      - maximise earnings either in current job, current company, new company, new career, own business or 'side hustles'.
      - spend the least amount to give the standard of living that we as individuals desire.
      - build a diversified investment portfolio that meets our own personal risk profile.
      - minimise expenses and taxes that eat into the return that you see from that portfolio.
      - ensure we have enough for secure financial independence without going over the top.

      Of course it might also just be my British conservatism and reluctance to talk about earnings and wealth :-)

    2. Thank you for the full reply. I have set various retirement targets in the past, achieved them and yet continue to work. Do I enjoy my work? No. I have incredibly demanding clients and work very long hours. If I am very honest I think what I and many others fear is divorce. This is little mentioned but I have seen colleagues' and friends' plans blown to smithereens by divorce, with 10 years plus added to their retirement plans. Another factor has been university fees. I am covering these for my 2 children and the annual cost with maintenance is eye-watering, but nothing compared to the iniquitous burden otherwise landed on the current student generation.

    3. Thanks for adding a bit more flavour to the discussion. I have no idea how good your relationship is but divorce is but one risk. I personally am not baking it into my risk assessment but I do have others in there such as the risk of being hit by a bus (insert any other serious event) just before or just after retirement.

      I'm wondering if it is about divorce risk or simply One More Year syndrome (OMY)? Jacob over at Early Retirement Extreme ( has had a bit to say about it as well as the good folks at ( I know that personally I'm still a little way off and already I can feel myself getting a little edgy. It's something I'm going to start working on well before financial independence day to hopefully give me more courage to move into early retirement.

    4. I will be impressed if you do it. Better than covering off every risk but then having no time to enjoy retirement. Of course the other point of view is never to retire but just keep on doing something you enjoy.

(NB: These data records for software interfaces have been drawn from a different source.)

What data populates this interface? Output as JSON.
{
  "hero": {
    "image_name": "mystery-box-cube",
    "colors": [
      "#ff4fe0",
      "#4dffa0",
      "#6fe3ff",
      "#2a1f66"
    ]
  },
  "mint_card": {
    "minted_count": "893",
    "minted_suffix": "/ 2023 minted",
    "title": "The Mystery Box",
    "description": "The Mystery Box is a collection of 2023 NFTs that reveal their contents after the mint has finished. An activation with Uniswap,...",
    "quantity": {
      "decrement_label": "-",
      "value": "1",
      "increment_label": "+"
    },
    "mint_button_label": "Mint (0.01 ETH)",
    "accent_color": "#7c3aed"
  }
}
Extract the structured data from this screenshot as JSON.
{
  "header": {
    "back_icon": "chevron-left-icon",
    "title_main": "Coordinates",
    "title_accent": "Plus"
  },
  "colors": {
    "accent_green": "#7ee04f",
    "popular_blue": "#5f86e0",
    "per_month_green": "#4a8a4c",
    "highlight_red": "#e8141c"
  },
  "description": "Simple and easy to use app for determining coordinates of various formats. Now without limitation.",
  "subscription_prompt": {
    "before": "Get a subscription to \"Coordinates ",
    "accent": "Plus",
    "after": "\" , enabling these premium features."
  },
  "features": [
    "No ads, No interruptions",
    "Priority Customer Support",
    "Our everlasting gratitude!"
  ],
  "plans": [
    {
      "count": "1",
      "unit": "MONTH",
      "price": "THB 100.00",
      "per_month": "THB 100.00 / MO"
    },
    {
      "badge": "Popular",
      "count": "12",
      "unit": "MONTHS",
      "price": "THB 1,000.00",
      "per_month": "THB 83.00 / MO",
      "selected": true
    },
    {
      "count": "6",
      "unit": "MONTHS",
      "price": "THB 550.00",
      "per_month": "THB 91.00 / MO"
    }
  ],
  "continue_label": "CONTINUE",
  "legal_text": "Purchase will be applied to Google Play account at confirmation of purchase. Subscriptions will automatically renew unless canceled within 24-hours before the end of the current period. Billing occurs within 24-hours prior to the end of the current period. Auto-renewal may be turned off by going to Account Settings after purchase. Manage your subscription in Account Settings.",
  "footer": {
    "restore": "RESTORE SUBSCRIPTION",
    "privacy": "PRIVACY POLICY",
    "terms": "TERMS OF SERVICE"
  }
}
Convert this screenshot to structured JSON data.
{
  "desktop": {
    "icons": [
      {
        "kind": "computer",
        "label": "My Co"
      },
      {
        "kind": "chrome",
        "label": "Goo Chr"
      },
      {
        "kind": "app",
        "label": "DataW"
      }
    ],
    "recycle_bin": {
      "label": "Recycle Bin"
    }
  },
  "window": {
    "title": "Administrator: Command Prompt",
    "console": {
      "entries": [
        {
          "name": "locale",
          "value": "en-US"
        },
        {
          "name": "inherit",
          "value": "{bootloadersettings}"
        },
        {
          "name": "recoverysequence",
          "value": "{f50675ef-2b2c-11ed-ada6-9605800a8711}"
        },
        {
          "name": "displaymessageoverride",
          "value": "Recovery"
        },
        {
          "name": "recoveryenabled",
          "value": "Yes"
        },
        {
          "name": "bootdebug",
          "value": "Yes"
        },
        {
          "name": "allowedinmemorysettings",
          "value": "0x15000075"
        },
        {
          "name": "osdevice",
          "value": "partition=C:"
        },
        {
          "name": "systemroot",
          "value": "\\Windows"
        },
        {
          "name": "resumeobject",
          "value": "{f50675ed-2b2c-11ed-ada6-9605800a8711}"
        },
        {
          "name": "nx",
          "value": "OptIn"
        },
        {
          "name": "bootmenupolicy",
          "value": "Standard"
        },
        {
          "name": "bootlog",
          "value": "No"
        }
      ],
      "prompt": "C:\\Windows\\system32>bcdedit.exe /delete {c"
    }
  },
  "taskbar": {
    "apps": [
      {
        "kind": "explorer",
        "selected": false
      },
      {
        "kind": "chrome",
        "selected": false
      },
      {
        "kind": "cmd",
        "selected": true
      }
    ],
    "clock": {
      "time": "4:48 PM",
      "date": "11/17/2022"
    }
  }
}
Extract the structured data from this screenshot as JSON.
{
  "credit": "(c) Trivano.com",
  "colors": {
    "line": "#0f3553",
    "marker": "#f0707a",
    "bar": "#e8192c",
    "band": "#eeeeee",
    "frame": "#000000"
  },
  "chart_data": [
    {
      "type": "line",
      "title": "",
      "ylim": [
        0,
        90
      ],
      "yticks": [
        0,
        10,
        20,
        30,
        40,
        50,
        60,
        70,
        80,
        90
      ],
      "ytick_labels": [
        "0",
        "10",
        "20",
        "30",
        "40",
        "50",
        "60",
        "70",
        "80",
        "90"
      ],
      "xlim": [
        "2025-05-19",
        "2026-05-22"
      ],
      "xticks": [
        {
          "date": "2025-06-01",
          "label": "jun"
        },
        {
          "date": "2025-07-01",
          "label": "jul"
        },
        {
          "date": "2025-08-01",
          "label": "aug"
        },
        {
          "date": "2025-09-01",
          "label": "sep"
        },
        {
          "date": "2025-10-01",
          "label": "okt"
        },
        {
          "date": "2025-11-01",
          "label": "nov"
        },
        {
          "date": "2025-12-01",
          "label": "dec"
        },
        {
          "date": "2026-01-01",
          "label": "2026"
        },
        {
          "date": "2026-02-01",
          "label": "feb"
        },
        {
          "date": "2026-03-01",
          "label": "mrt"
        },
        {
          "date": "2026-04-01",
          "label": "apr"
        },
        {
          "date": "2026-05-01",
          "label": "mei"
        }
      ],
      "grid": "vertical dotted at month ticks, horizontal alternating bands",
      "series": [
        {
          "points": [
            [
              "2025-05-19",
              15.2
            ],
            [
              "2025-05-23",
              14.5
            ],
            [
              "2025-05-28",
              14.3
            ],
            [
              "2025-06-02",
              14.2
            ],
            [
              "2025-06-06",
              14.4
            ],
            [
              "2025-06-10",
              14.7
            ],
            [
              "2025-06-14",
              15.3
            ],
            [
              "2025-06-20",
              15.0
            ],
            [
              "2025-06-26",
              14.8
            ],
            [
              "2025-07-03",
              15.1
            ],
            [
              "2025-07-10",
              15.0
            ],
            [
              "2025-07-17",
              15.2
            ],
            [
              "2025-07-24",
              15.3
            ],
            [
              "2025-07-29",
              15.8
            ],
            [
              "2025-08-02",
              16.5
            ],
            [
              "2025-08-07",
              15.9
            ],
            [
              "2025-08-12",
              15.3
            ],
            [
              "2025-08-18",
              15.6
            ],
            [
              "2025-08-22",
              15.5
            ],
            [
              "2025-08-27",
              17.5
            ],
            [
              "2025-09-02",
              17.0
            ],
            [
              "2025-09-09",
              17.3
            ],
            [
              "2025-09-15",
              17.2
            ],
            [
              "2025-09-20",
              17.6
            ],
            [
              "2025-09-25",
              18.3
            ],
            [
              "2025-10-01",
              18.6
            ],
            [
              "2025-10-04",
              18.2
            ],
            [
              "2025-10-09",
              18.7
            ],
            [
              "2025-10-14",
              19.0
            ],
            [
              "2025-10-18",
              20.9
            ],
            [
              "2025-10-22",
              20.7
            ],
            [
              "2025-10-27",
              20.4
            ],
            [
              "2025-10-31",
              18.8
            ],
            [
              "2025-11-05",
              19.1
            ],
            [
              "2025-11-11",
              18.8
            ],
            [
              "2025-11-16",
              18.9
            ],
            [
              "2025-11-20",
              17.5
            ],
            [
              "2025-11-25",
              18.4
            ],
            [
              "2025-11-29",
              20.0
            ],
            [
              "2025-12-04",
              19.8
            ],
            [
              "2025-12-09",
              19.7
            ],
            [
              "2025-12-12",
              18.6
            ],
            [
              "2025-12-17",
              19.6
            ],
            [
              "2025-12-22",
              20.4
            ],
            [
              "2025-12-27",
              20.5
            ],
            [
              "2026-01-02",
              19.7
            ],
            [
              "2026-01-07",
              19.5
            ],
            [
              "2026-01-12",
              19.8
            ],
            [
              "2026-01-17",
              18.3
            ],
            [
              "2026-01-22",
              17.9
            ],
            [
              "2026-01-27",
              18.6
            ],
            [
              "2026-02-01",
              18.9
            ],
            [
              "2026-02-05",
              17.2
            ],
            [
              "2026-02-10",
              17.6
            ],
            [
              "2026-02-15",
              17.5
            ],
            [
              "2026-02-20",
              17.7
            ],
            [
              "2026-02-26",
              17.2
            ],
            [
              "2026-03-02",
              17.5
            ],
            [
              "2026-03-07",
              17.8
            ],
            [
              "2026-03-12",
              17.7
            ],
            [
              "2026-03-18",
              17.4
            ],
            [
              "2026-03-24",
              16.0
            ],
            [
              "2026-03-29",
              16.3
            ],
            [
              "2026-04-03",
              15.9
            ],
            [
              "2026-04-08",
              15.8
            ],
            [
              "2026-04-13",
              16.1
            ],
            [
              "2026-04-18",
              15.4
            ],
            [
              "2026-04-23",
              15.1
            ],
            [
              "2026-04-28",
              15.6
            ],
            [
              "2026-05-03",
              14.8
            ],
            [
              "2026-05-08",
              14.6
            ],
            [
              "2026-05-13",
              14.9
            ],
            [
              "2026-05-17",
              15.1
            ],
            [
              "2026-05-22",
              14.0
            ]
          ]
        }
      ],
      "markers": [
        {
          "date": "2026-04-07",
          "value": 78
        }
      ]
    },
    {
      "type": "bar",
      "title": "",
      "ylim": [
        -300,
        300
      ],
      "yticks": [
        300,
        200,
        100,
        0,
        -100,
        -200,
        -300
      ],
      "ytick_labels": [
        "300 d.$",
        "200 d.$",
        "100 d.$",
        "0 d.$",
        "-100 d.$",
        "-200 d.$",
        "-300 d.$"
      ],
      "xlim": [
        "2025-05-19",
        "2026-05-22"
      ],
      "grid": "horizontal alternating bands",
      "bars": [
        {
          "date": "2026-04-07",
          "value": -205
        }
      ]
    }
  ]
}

    5. Getting to financial independence is I suspect going to be the easy part of the journey. Going all the way and entering early retirement at such an early age is I suspect going to be difficult and take some real courage. I have a few years to prepare and build the courage with this blog helping a lot.